→ What you will do: An exact copy of every record is needed, with the pictures left out.

→ Exercise material:
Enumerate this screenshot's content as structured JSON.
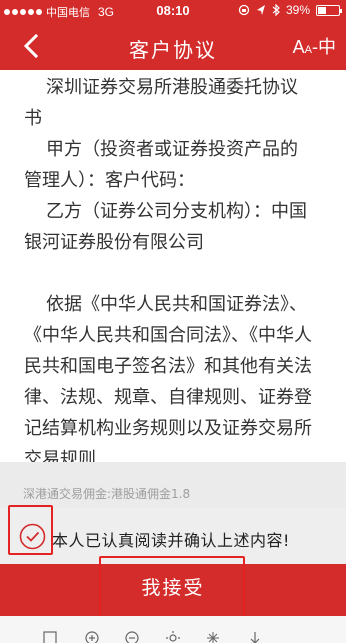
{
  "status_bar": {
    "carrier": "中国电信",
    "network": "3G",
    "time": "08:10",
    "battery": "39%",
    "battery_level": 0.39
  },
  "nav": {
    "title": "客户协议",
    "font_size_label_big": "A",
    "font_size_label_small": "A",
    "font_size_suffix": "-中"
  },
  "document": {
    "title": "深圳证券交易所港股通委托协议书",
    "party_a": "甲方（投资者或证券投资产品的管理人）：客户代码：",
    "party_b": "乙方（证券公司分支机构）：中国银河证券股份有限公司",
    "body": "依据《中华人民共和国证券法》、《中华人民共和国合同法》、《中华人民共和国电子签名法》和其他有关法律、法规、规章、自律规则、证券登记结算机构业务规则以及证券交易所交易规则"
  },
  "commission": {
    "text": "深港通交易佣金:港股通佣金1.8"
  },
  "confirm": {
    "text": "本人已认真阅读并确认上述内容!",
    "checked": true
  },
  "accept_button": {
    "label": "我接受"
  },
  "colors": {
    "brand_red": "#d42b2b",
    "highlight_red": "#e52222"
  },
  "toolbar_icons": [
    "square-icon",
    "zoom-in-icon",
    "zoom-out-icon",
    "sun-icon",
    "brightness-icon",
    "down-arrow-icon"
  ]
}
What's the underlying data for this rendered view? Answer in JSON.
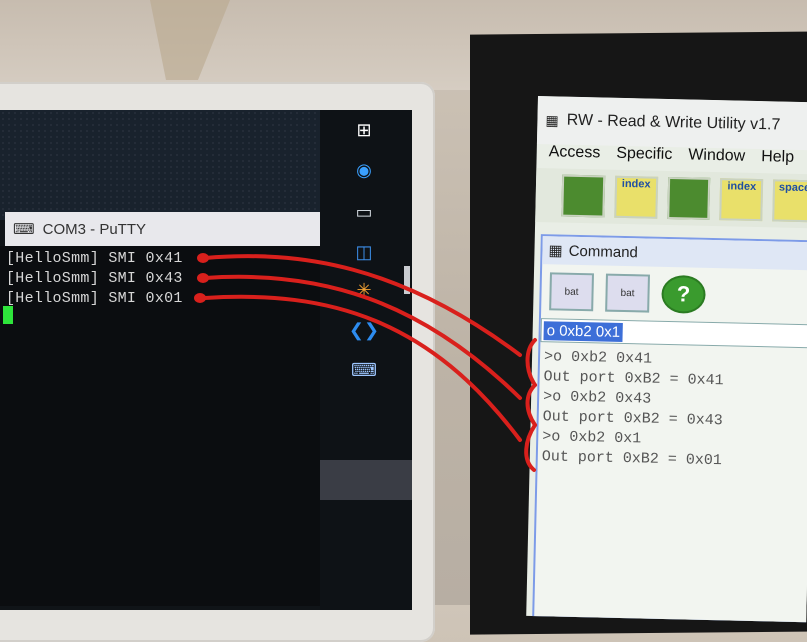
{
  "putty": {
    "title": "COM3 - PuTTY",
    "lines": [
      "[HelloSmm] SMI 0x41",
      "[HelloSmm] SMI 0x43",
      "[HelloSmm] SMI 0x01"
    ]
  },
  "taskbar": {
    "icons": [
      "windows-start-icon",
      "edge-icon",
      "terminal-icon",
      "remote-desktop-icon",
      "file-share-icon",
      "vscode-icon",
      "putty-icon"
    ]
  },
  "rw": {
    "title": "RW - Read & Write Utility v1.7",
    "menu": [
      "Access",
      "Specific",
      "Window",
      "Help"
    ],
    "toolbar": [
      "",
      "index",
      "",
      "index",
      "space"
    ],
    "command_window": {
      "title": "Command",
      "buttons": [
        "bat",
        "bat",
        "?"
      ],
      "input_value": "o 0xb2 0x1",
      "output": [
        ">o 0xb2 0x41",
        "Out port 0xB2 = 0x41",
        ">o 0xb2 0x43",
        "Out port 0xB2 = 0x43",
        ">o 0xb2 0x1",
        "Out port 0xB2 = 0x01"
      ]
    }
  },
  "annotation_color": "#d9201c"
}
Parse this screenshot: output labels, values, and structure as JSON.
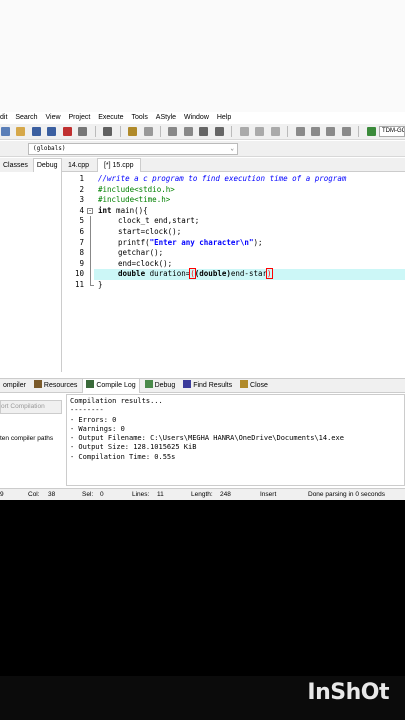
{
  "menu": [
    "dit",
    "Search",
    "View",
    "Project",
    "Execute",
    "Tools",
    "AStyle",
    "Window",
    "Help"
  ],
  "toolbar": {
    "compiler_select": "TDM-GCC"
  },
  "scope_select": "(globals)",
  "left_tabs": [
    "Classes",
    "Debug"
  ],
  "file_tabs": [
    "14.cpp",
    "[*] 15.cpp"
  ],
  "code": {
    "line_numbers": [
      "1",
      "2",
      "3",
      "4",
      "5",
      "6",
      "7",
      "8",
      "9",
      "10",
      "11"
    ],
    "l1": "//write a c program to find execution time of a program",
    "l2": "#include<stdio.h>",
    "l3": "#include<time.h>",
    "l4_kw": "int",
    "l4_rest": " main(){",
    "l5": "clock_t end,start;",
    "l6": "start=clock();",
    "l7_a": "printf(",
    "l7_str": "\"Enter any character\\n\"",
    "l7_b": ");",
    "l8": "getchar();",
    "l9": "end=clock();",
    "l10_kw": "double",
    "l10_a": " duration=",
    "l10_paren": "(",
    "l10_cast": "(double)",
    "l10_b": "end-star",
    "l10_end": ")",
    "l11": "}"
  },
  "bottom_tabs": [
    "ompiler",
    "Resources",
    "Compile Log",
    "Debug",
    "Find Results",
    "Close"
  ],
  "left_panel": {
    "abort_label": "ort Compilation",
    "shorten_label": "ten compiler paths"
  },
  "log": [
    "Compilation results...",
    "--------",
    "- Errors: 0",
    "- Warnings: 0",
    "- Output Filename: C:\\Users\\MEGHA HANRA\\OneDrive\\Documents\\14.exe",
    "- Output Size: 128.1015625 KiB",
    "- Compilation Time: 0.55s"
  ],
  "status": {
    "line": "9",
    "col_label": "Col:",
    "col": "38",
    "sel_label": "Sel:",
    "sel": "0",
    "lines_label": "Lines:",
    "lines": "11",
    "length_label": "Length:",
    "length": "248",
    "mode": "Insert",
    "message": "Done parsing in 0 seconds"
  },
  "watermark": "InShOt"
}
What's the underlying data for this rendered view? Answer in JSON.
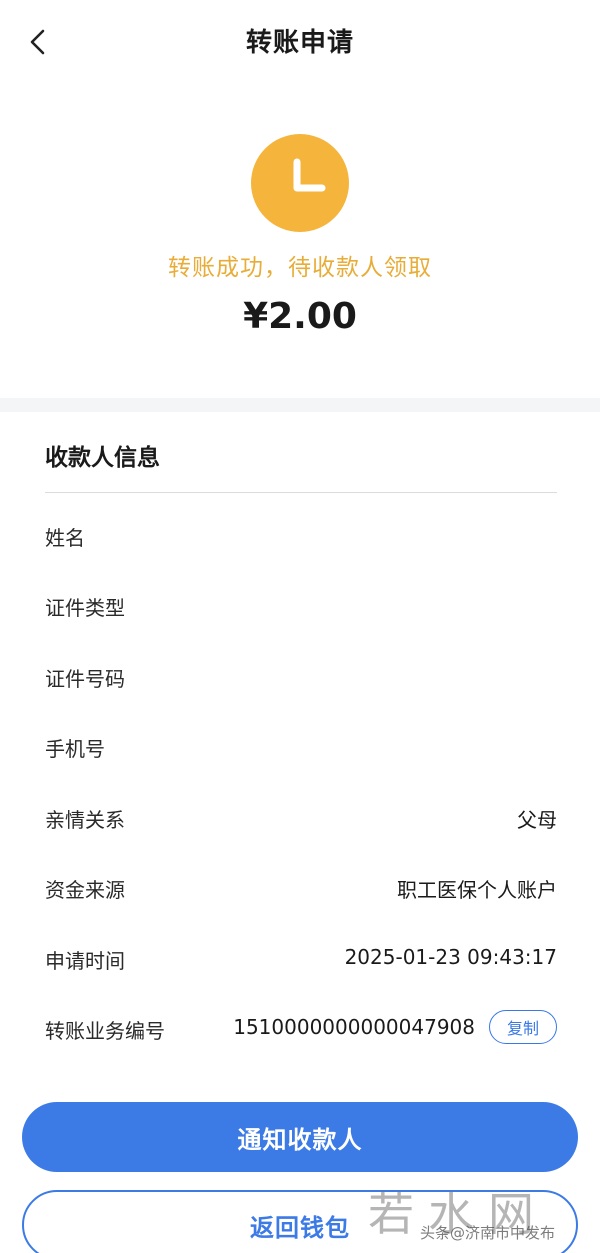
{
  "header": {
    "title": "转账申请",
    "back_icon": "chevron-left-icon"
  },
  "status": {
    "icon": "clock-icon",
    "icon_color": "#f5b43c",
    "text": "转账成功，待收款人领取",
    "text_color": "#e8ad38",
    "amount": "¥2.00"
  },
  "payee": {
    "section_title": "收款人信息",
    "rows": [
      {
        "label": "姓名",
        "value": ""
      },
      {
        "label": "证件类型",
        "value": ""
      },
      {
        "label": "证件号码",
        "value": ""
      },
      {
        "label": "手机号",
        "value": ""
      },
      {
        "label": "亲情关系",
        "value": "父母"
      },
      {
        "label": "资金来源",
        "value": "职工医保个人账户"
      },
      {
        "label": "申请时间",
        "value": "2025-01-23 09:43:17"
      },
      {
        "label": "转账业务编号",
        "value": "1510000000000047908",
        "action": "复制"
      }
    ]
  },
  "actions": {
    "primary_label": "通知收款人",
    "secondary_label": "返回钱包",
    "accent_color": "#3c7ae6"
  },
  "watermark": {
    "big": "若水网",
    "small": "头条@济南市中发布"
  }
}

→ Exercise result:
Enumerate this screenshot's content as structured JSON.
{
  "status_bar": {
    "carrier": "中国电信",
    "network": "3G",
    "time": "08:10",
    "battery": "39%",
    "battery_level": 0.39
  },
  "nav": {
    "title": "客户协议",
    "font_size_label_big": "A",
    "font_size_label_small": "A",
    "font_size_suffix": "-中"
  },
  "document": {
    "title": "深圳证券交易所港股通委托协议书",
    "party_a": "甲方（投资者或证券投资产品的管理人）：客户代码：",
    "party_b": "乙方（证券公司分支机构）：中国银河证券股份有限公司",
    "body": "依据《中华人民共和国证券法》、《中华人民共和国合同法》、《中华人民共和国电子签名法》和其他有关法律、法规、规章、自律规则、证券登记结算机构业务规则以及证券交易所交易规则"
  },
  "commission": {
    "text": "深港通交易佣金:港股通佣金1.8"
  },
  "confirm": {
    "text": "本人已认真阅读并确认上述内容!",
    "checked": true
  },
  "accept_button": {
    "label": "我接受"
  },
  "colors": {
    "brand_red": "#d42b2b",
    "highlight_red": "#e52222"
  },
  "toolbar_icons": [
    "square-icon",
    "zoom-in-icon",
    "zoom-out-icon",
    "sun-icon",
    "brightness-icon",
    "down-arrow-icon"
  ]
}
What's the underlying data for this rendered view? Answer in JSON.
{
  "putty": {
    "title": "COM3 - PuTTY",
    "lines": [
      "[HelloSmm] SMI 0x41",
      "[HelloSmm] SMI 0x43",
      "[HelloSmm] SMI 0x01"
    ]
  },
  "taskbar": {
    "icons": [
      "windows-start-icon",
      "edge-icon",
      "terminal-icon",
      "remote-desktop-icon",
      "file-share-icon",
      "vscode-icon",
      "putty-icon"
    ]
  },
  "rw": {
    "title": "RW - Read & Write Utility v1.7",
    "menu": [
      "Access",
      "Specific",
      "Window",
      "Help"
    ],
    "toolbar": [
      "",
      "index",
      "",
      "index",
      "space"
    ],
    "command_window": {
      "title": "Command",
      "buttons": [
        "bat",
        "bat",
        "?"
      ],
      "input_value": "o 0xb2 0x1",
      "output": [
        ">o 0xb2 0x41",
        "Out port 0xB2 = 0x41",
        ">o 0xb2 0x43",
        "Out port 0xB2 = 0x43",
        ">o 0xb2 0x1",
        "Out port 0xB2 = 0x01"
      ]
    }
  },
  "annotation_color": "#d9201c"
}
Parse this screenshot: output labels, values, and structure as JSON.
{
  "menu": [
    "dit",
    "Search",
    "View",
    "Project",
    "Execute",
    "Tools",
    "AStyle",
    "Window",
    "Help"
  ],
  "toolbar": {
    "compiler_select": "TDM-GCC"
  },
  "scope_select": "(globals)",
  "left_tabs": [
    "Classes",
    "Debug"
  ],
  "file_tabs": [
    "14.cpp",
    "[*] 15.cpp"
  ],
  "code": {
    "line_numbers": [
      "1",
      "2",
      "3",
      "4",
      "5",
      "6",
      "7",
      "8",
      "9",
      "10",
      "11"
    ],
    "l1": "//write a c program to find execution time of a program",
    "l2": "#include<stdio.h>",
    "l3": "#include<time.h>",
    "l4_kw": "int",
    "l4_rest": " main(){",
    "l5": "clock_t end,start;",
    "l6": "start=clock();",
    "l7_a": "printf(",
    "l7_str": "\"Enter any character\\n\"",
    "l7_b": ");",
    "l8": "getchar();",
    "l9": "end=clock();",
    "l10_kw": "double",
    "l10_a": " duration=",
    "l10_paren": "(",
    "l10_cast": "(double)",
    "l10_b": "end-star",
    "l10_end": ")",
    "l11": "}"
  },
  "bottom_tabs": [
    "ompiler",
    "Resources",
    "Compile Log",
    "Debug",
    "Find Results",
    "Close"
  ],
  "left_panel": {
    "abort_label": "ort Compilation",
    "shorten_label": "ten compiler paths"
  },
  "log": [
    "Compilation results...",
    "--------",
    "- Errors: 0",
    "- Warnings: 0",
    "- Output Filename: C:\\Users\\MEGHA HANRA\\OneDrive\\Documents\\14.exe",
    "- Output Size: 128.1015625 KiB",
    "- Compilation Time: 0.55s"
  ],
  "status": {
    "line": "9",
    "col_label": "Col:",
    "col": "38",
    "sel_label": "Sel:",
    "sel": "0",
    "lines_label": "Lines:",
    "lines": "11",
    "length_label": "Length:",
    "length": "248",
    "mode": "Insert",
    "message": "Done parsing in 0 seconds"
  },
  "watermark": "InShOt"
}
What's the underlying data for this rendered view? Answer in JSON.
{
  "header": {
    "title": "转账申请",
    "back_icon": "chevron-left-icon"
  },
  "status": {
    "icon": "clock-icon",
    "icon_color": "#f5b43c",
    "text": "转账成功，待收款人领取",
    "text_color": "#e8ad38",
    "amount": "¥2.00"
  },
  "payee": {
    "section_title": "收款人信息",
    "rows": [
      {
        "label": "姓名",
        "value": ""
      },
      {
        "label": "证件类型",
        "value": ""
      },
      {
        "label": "证件号码",
        "value": ""
      },
      {
        "label": "手机号",
        "value": ""
      },
      {
        "label": "亲情关系",
        "value": "父母"
      },
      {
        "label": "资金来源",
        "value": "职工医保个人账户"
      },
      {
        "label": "申请时间",
        "value": "2025-01-23 09:43:17"
      },
      {
        "label": "转账业务编号",
        "value": "1510000000000047908",
        "action": "复制"
      }
    ]
  },
  "actions": {
    "primary_label": "通知收款人",
    "secondary_label": "返回钱包",
    "accent_color": "#3c7ae6"
  },
  "watermark": {
    "big": "若水网",
    "small": "头条@济南市中发布"
  }
}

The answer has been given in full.